Hot housing market? List at a higher price. If you praise your agent for "selling your house quickly" instead of cursing them for "recommending a listing price below equilibrium", then you really should have taken economics in school.
■ The problem here is a pure misalignment of incentives. The difference in commission between an easy sale at $250,000 and a hard one at $275,000 isn't much (to the listing agent). It's $875 if they're taking only the seller's half of a 7% fee, or $1,750 if they're working both sides of the deal. How much work would you do for an incremental $875? A day's worth? Two days? A week? Yet that $25,000 bump in the transaction price means $23,250 in difference to the homeowner selling the house.
■ The bulk of the commission is in the baseline market price, not in the marginal difference they obtain for the seller. And while that's standard practice, it doesn't authentically align their incentives with those of the homeowner -- any more than a 1% annual fee for money managers aligns their interests with those of the client. In both cases, the way to get results is to tie the reward to the marginal difference that the professional makes to their client.

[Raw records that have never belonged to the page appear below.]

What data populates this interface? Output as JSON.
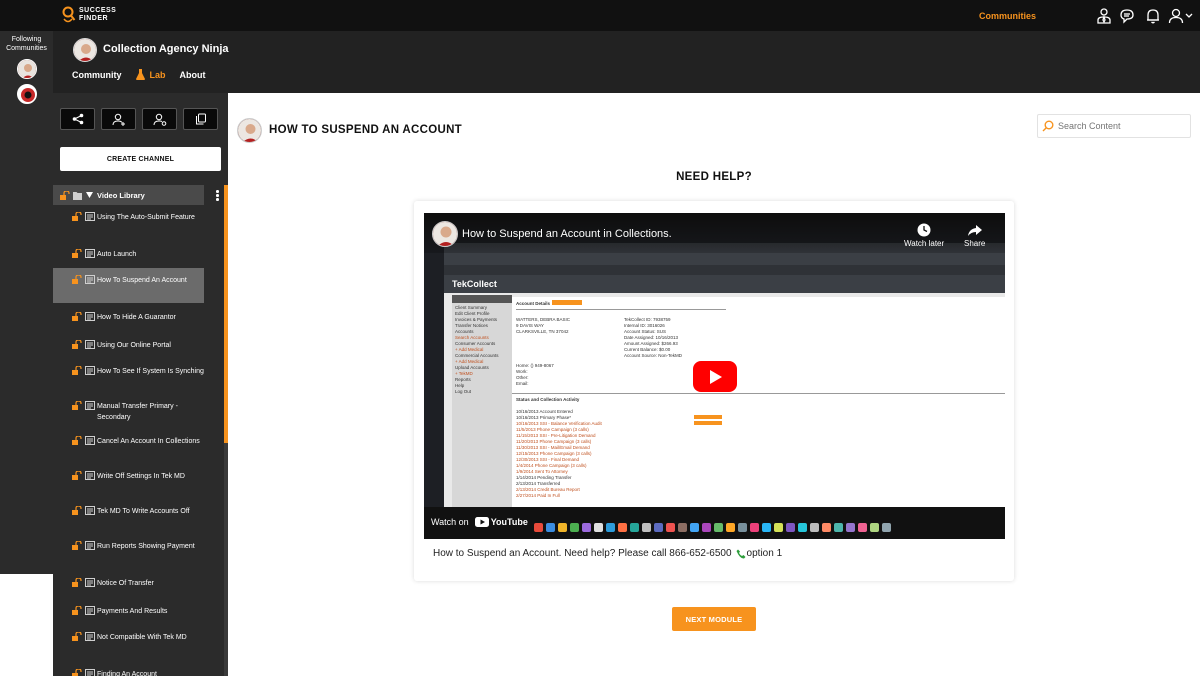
{
  "topbar": {
    "logo_line1": "SUCCESS",
    "logo_line2": "FINDER",
    "communities_link": "Communities",
    "icons": [
      "user-tie-icon",
      "chat-bubbles-icon",
      "bell-icon",
      "user-menu-icon"
    ]
  },
  "rail": {
    "following_label": "Following Communities"
  },
  "community": {
    "title": "Collection Agency Ninja",
    "tabs": [
      "Community",
      "Lab",
      "About"
    ],
    "active_tab": "Lab"
  },
  "sidebar": {
    "actions": [
      "share-icon",
      "add-user-icon",
      "user-settings-icon",
      "copy-icon"
    ],
    "create_channel": "CREATE CHANNEL",
    "library_label": "Video Library",
    "items": [
      "Using The Auto-Submit Feature",
      "Auto Launch",
      "How To Suspend An Account",
      "How To Hide A Guarantor",
      "Using Our Online Portal",
      "How To See If System Is Synching",
      "Manual Transfer Primary - Secondary",
      "Cancel An Account In Collections",
      "Write Off Settings In Tek MD",
      "Tek MD To Write Accounts Off",
      "Run Reports Showing Payment",
      "Notice Of Transfer",
      "Payments And Results",
      "Not Compatible With Tek MD",
      "Finding An Account"
    ],
    "active_index": 2
  },
  "main": {
    "title": "HOW TO SUSPEND AN ACCOUNT",
    "search_placeholder": "Search Content",
    "need_help": "NEED HELP?",
    "caption_text": "How to Suspend an Account. Need help? Please call 866-652-6500",
    "caption_suffix": "option 1",
    "next_button": "NEXT MODULE"
  },
  "video": {
    "title": "How to Suspend an Account in Collections.",
    "watch_later": "Watch later",
    "share": "Share",
    "watch_on": "Watch on",
    "youtube": "YouTube",
    "app_logo": "TekCollect",
    "sidebar_links": [
      "Client Summary",
      "Edit Client Profile",
      "Invoices & Payments",
      "Transfer Notices",
      "Accounts",
      "Search Accounts",
      "Consumer Accounts",
      "+ Add Medical",
      "Commercial Accounts",
      "+ Add Medical",
      "Upload Accounts",
      "+ TekMD",
      "Reports",
      "Help",
      "Log Out"
    ],
    "account_details": "Account Details",
    "debtor_block": [
      "WATTERS, DEBRA BASIC",
      "9 DAVIS WAY",
      "CLARKSVILLE, TN 37042"
    ],
    "info_block": [
      "TekCollect ID: 7938759",
      "Internal ID: 3016026",
      "Account Status: SUS",
      "Date Assigned: 10/16/2013",
      "Amount Assigned: $266.93",
      "Current Balance: $0.00",
      "Account Source: Non-TekMD"
    ],
    "contact_block": [
      "Home: () 949-8067",
      "Work:",
      "Other:",
      "Email:"
    ],
    "activity_header": "Status and Collection Activity",
    "activity": [
      "10/16/2013  Account Entered",
      "10/16/2013  Primary Phase*",
      "10/16/2013  SSI - Balance Verification Audit",
      "11/5/2013  Phone Campaign (3 calls)",
      "11/15/2013  SSI - Pre-Litigation Demand",
      "11/20/2013  Phone Campaign (3 calls)",
      "11/30/2013  SSI - Mail/Email Demand",
      "12/15/2013  Phone Campaign (3 calls)",
      "12/30/2013  SSI - Final Demand",
      "1/4/2014  Phone Campaign (3 calls)",
      "1/9/2014  Sent To Attorney",
      "1/14/2014  Pending Transfer",
      "2/13/2014  Transferred",
      "2/13/2014  Credit Bureau Report",
      "2/27/2014  Paid In Full"
    ]
  }
}
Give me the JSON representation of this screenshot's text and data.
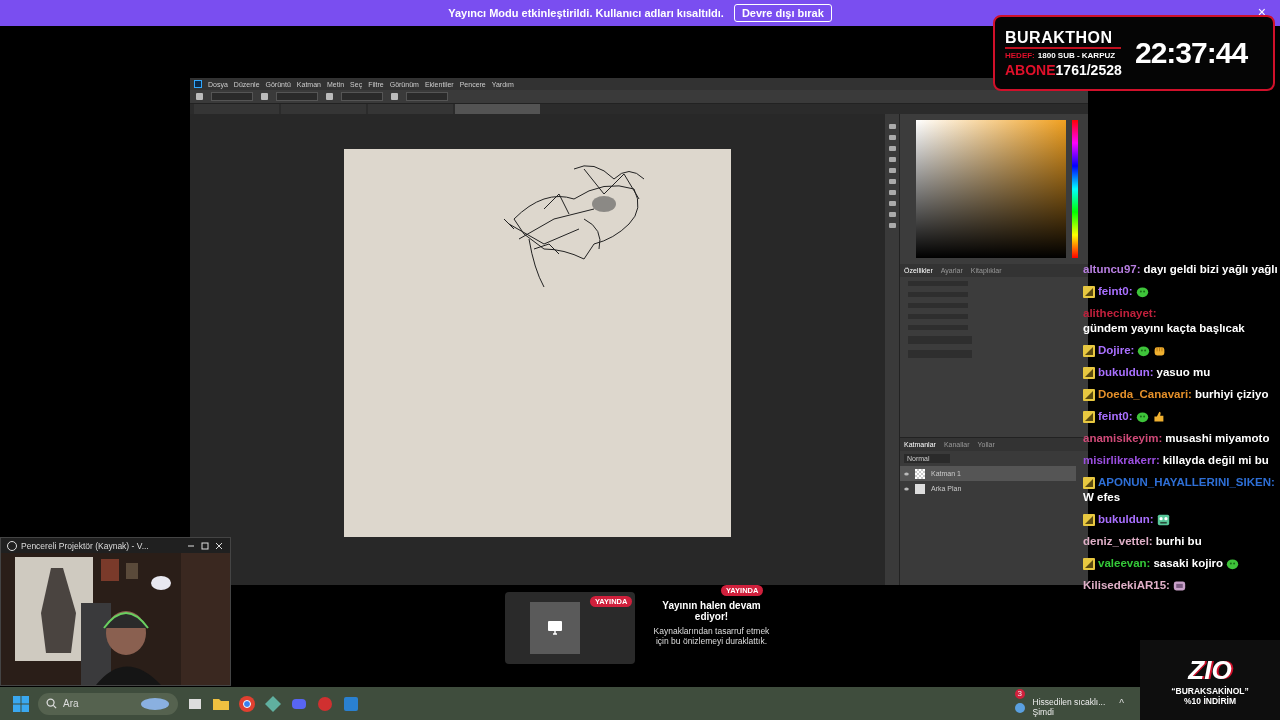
{
  "banner": {
    "text": "Yayıncı Modu etkinleştirildi. Kullanıcı adları kısaltıldı.",
    "button": "Devre dışı bırak",
    "close": "×"
  },
  "timer": {
    "title": "BURAKTHON",
    "goal_label": "HEDEF:",
    "goal": "1800 SUB - KARPUZ",
    "subs_label": "ABONE",
    "subs": "1761/2528",
    "time": "22:37:44"
  },
  "photoshop": {
    "menu": [
      "Dosya",
      "Düzenle",
      "Görüntü",
      "Katman",
      "Metin",
      "Seç",
      "Filtre",
      "Görünüm",
      "Eklentiler",
      "Pencere",
      "Yardım"
    ],
    "doc_tabs": [
      {
        "selected": false
      },
      {
        "selected": false
      },
      {
        "selected": false
      },
      {
        "selected": true
      }
    ],
    "properties_tabs": [
      {
        "label": "Özellikler",
        "selected": true
      },
      {
        "label": "Ayarlar",
        "selected": false
      },
      {
        "label": "Kitaplıklar",
        "selected": false
      }
    ],
    "layers_tabs": [
      {
        "label": "Katmanlar",
        "selected": true
      },
      {
        "label": "Kanallar",
        "selected": false
      },
      {
        "label": "Yollar",
        "selected": false
      }
    ],
    "blend_mode": "Normal",
    "layers": [
      {
        "name": "Katman 1",
        "selected": true,
        "kind": "transparent"
      },
      {
        "name": "Arka Plan",
        "selected": false,
        "kind": "background"
      }
    ]
  },
  "chat": [
    {
      "badge": false,
      "user": "altuncu97:",
      "color": "#b77ee0",
      "text": "dayı geldi bizi yağlı yağlı"
    },
    {
      "badge": true,
      "user": "feint0:",
      "color": "#a970ff",
      "emotes": [
        {
          "kind": "blob"
        }
      ]
    },
    {
      "badge": false,
      "user": "alithecinayet:",
      "color": "#c0203c",
      "text": "gündem yayını kaçta başlıcak"
    },
    {
      "badge": true,
      "user": "Dojire:",
      "color": "#a970ff",
      "emotes": [
        {
          "kind": "blob"
        },
        {
          "kind": "fist"
        }
      ]
    },
    {
      "badge": true,
      "user": "bukuldun:",
      "color": "#a970ff",
      "text": "yasuo mu"
    },
    {
      "badge": true,
      "user": "Doeda_Canavari:",
      "color": "#e5902a",
      "text": "burhiyi çiziyo"
    },
    {
      "badge": true,
      "user": "feint0:",
      "color": "#a970ff",
      "emotes": [
        {
          "kind": "blob"
        },
        {
          "kind": "thumb"
        }
      ]
    },
    {
      "badge": false,
      "user": "anamisikeyim:",
      "color": "#d04a78",
      "text": "musashi miyamoto"
    },
    {
      "badge": false,
      "user": "misirlikrakerr:",
      "color": "#9b4fe0",
      "text": "killayda değil mi bu"
    },
    {
      "badge": true,
      "user": "APONUN_HAYALLERINI_SIKEN:",
      "color": "#2e6fd6",
      "text": "W efes"
    },
    {
      "badge": true,
      "user": "bukuldun:",
      "color": "#a970ff",
      "emotes": [
        {
          "kind": "face"
        }
      ]
    },
    {
      "badge": false,
      "user": "deniz_vettel:",
      "color": "#e0b0c8",
      "text": "burhi bu"
    },
    {
      "badge": true,
      "user": "valeevan:",
      "color": "#34c838",
      "text": "sasaki kojiro",
      "emotes": [
        {
          "kind": "blob"
        }
      ]
    },
    {
      "badge": false,
      "user": "KilisedekiAR15:",
      "color": "#e0b0c8",
      "emotes": [
        {
          "kind": "cat"
        }
      ]
    }
  ],
  "projector": {
    "title": "Pencereli Projektör (Kaynak) - V..."
  },
  "notice": {
    "badges": [
      "YAYINDA",
      "YAYINDA"
    ],
    "title": "Yayının halen devam ediyor!",
    "body": "Kaynaklarından tasarruf etmek için bu önizlemeyi duraklattık."
  },
  "taskbar": {
    "search_placeholder": "Ara",
    "weather": "Hissedilen sıcaklı...",
    "weather_sub": "Şimdi",
    "notification_count": "3",
    "tray_caret": "^"
  },
  "ad": {
    "logo": "ZIO",
    "line1": "“BURAKSAKİNOL”",
    "line2": "%10 İNDİRİM"
  }
}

■ In 1961, Warren Buffett wrote about his fee structure for managing money (this was before he took over Berkshire Hathaway). Most of the people entrusting him with their money took a deal where Buffett was paid nothing for the first 4% of returns each year, and where he took 25% of the returns over that amount (or nothing for the first 6% and 33% of anything over that). While 25% or 33% sounds like a lot, it's actually a much better alignment of incentives than 1% of total assets. With a 1% annual fee, the money manager has no incentive but to hold the total pot steady and just look busy. The more the apparent alchemy, the better for the manager. But if the manager makes nothing -- zip -- until they've earned a 6% return, then their incentives turn strictly to outperforming the market. And that, of course, is what Buffett did for his partners: He outperformed.

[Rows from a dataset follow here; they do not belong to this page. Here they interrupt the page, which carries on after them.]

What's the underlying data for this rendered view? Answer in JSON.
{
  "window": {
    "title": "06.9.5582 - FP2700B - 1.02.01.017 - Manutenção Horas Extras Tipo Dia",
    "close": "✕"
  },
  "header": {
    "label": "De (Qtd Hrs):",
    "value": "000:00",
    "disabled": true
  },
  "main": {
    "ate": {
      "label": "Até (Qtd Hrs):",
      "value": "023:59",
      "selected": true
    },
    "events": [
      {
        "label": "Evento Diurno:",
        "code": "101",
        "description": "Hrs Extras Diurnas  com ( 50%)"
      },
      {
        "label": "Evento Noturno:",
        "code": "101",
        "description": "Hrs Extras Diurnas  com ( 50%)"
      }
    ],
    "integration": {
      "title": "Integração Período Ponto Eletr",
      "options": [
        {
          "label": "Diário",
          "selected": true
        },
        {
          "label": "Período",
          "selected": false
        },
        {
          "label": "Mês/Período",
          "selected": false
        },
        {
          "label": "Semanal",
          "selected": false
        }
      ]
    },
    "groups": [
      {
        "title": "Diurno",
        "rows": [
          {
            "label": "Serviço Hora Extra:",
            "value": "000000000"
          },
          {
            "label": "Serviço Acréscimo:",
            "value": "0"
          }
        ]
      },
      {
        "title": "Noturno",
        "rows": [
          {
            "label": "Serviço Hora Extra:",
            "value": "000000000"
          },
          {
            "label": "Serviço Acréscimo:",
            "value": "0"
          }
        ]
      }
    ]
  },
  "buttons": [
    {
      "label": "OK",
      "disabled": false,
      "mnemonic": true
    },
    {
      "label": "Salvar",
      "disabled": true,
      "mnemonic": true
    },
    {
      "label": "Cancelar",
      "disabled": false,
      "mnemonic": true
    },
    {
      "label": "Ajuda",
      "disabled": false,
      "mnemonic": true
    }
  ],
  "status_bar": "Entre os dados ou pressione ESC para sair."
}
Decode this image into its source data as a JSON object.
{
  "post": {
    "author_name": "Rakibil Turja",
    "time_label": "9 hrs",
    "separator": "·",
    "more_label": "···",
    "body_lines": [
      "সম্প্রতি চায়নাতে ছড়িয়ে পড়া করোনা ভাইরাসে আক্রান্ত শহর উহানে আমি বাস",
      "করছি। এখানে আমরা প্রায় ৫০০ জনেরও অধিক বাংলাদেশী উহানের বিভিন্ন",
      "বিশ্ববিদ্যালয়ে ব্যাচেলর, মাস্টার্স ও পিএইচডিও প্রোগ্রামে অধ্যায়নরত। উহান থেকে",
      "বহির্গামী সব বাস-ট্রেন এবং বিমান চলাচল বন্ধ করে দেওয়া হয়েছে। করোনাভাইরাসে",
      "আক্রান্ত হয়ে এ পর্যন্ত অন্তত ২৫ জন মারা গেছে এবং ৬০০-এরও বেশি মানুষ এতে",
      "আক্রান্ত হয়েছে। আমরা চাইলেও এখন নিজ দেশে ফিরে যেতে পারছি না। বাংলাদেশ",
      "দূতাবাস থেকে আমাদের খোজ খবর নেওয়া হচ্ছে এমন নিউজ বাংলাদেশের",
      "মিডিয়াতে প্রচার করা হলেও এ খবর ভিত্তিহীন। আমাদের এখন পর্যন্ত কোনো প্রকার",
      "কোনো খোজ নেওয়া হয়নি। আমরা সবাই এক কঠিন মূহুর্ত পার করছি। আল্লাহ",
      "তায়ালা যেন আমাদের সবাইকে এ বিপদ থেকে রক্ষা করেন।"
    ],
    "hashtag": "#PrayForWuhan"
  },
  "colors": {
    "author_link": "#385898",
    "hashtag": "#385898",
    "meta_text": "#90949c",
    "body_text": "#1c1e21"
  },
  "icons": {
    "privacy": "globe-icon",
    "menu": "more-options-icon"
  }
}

■ In the real-estate universe, this would be the equivalent of paying the agent nothing (or a flat fee of, say, $1,000) for selling the house at its assessed value, but giving them 33% of any price over the assessment. That, you see, would align the incentives of the homeowner and the agent. The speed to sell a listing isn't itself a signal that the agent has done what's most important to the homeowner -- there's a price at which any house would sell instantly, and that price is $1. Somewhere between $1 and $160 million is a selling price for every home. The price that sells the home overnight is almost certainly not the optimal price for the benefit of the seller (unless, of course, they actually need to sell the home instantly).
■ If you want to know how a system really works, look to how the incentives are aligned. Lots of people get paid to look busy. It doesn't mean they're doing anything evil -- it just means that the system in which they operate is not designed for the outcome that would be demanded by a suitably well-informed client.